Poverty, Infrastructure, and Diversity in Spotlight at Ryan McMahon's State of the County Address

Feb 27, 2019

Poverty and infrastructure projects were two of the focal points of Onondaga County Executive Ryan McMahon's State of the County address on Tuesday.
Credit Scott Willis/WAER News

Onondaga County Executive Ryan McMahon’s State of the County address Tuesday night echoed much of the optimism and ambition expressed by his friend, Mayor Ben Walsh, a few weeks ago.  They both talked about aging infrastructure. 


The wastewater system across the county is pushing federal regulatory limits at treatment plants, but the city, towns, and villages own the pipes.  So, McMahon proposed a massive effort to purchase and repair the old sewers

"So we can either fix the pipes once for the next 100 years or make continuous upgrades in our facilities multiple times over the next 100 years. I'm proposing we consolidate the ownership of our infrastructure and our wastewater sewer system starting with the Meadowbrook-Limestone sanitary district."

McMahon says he already has memorandums of understanding with the leaders of Manlius, Fayetteville, and Dewitt.  In addition to stabilizing and growing neighborhoods, McMahon says modernizing sewers will recruit new businesses.  McMahon is also looking internally, and is setting a high bar for hiring.

"I want to see our minority communities representing 20 percent of our workforce by the year 2022. This number exceeds minority population data and that is a good thing. We are also going to implement a recruiting strategy in the poorest urban, rural and suburban zip codes."

McMahon will ask the county legislature to create a new "Chief Diversity Officer" position to help.  

Also figuring heavily into the State of the County address was poverty. Tackling poverty has been a major focus of the McMahon's since he took office last fall. 

"Our goal is to make poverty a temporary moment in time for someone, not their way of life," McMahon said to applause.

He says early childhood education is a critical component of their strategy.  Despite a number of outreach efforts, McMahon says they need to do more.

"Only 38 percent of our children are kindergarten ready. These numbers are not acceptable. Onondaga County will partner with the Early Childhood Alliance to improve kindergarten readiness. In 2020, our budget will reflect a significant investment towards this effort."

He also wants the county to be on the forefront of tackling harmful algal blooms that have plagued Skaneateles Lake, the primary water source for Syracuse.  The state has partnered with the Town of Skaneateles to create a plan for the lake’s watershed.

"This grant award for this town is a huge benefit for the region, but funding is not available until the fall of 2019. Onondaga County will step up and front the funding to get the nine element plan started for the summer of 2019."

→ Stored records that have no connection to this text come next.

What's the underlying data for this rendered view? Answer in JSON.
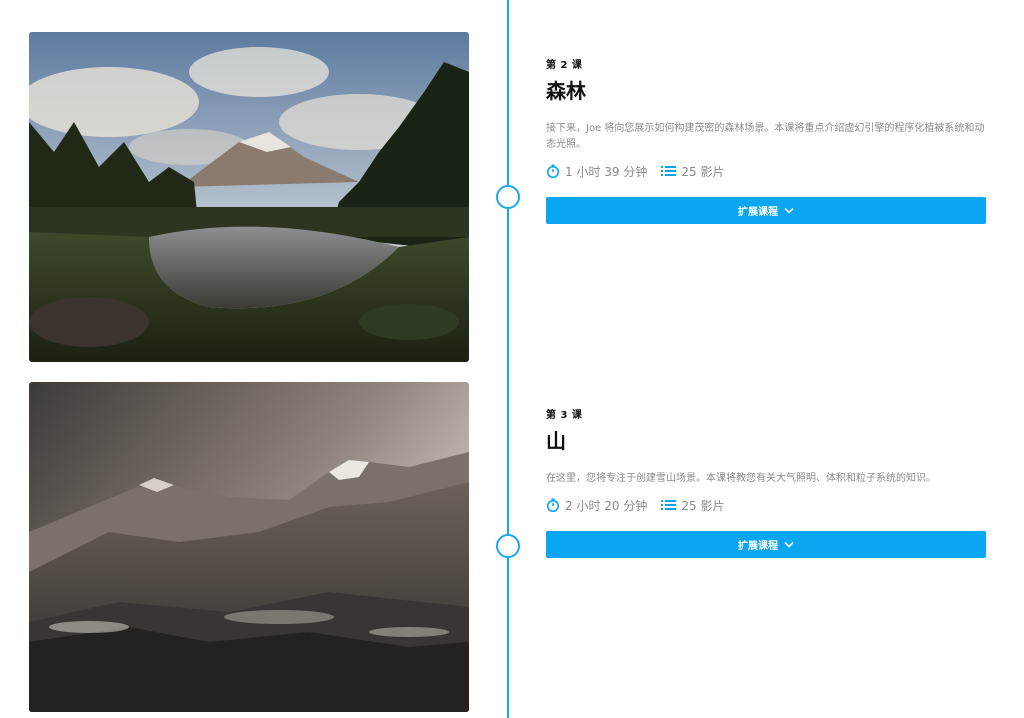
{
  "lessons": [
    {
      "number": "第 2 课",
      "title": "森林",
      "description": "接下来，Joe 将向您展示如何构建茂密的森林场景。本课将重点介绍虚幻引擎的程序化植被系统和动态光照。",
      "duration": "1 小时 39 分钟",
      "videos": "25 影片",
      "expand_label": "扩展课程",
      "image_icon": "forest-lake-landscape"
    },
    {
      "number": "第 3 课",
      "title": "山",
      "description": "在这里，您将专注于创建雪山场景。本课将教您有关大气照明、体积和粒子系统的知识。",
      "duration": "2 小时 20 分钟",
      "videos": "25 影片",
      "expand_label": "扩展课程",
      "image_icon": "snowy-mountain-landscape"
    }
  ],
  "colors": {
    "accent": "#0aa6f2",
    "timeline": "#1aa8f0",
    "muted_text": "#8a8a8a"
  }
}
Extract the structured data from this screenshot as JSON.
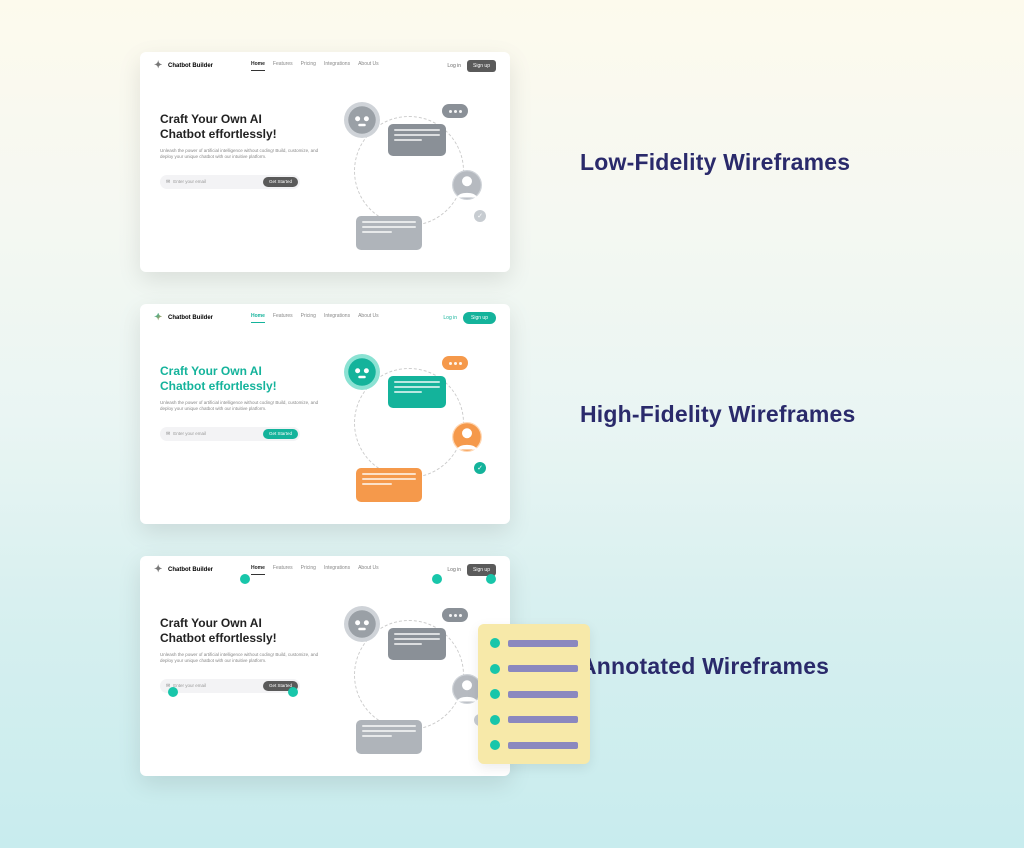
{
  "labels": {
    "lofi": "Low-Fidelity Wireframes",
    "hifi": "High-Fidelity Wireframes",
    "annotated": "Annotated Wireframes"
  },
  "mock": {
    "brand": "Chatbot Builder",
    "nav": [
      "Home",
      "Features",
      "Pricing",
      "Integrations",
      "About Us"
    ],
    "login": "Log in",
    "signup": "Sign up",
    "hero_title_1": "Craft Your Own AI",
    "hero_title_2": "Chatbot effortlessly!",
    "hero_sub": "Unleash the power of artificial intelligence without coding! Build, customize, and deploy your unique chatbot with our intuitive platform.",
    "email_placeholder": "Enter your email",
    "cta": "Get Started"
  },
  "colors": {
    "teal": "#14b39b",
    "orange": "#f5994b",
    "gray_avatar": "#9aa0a6",
    "gray_bubble": "#8a9097",
    "gray_bubble2": "#afb4ba"
  }
}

McMahon says the sooner it is completed, the sooner they can secure additional funding for projects identified in the plan.  Also in his address, McMahon said he wants to aggressively market the newly renovated War Memorial for concerts, and use the largely empty Carnegie Building to house the planning, community development, and economic development departments. In addition, McMahon proposed an expansion of the booming Tech Garden and refresh of AXA Plaza.  And, he wants to make it free to bury a veteran, spouse, and eligible dependent at Veterans Cemetery, something that currently costs $500 per plot.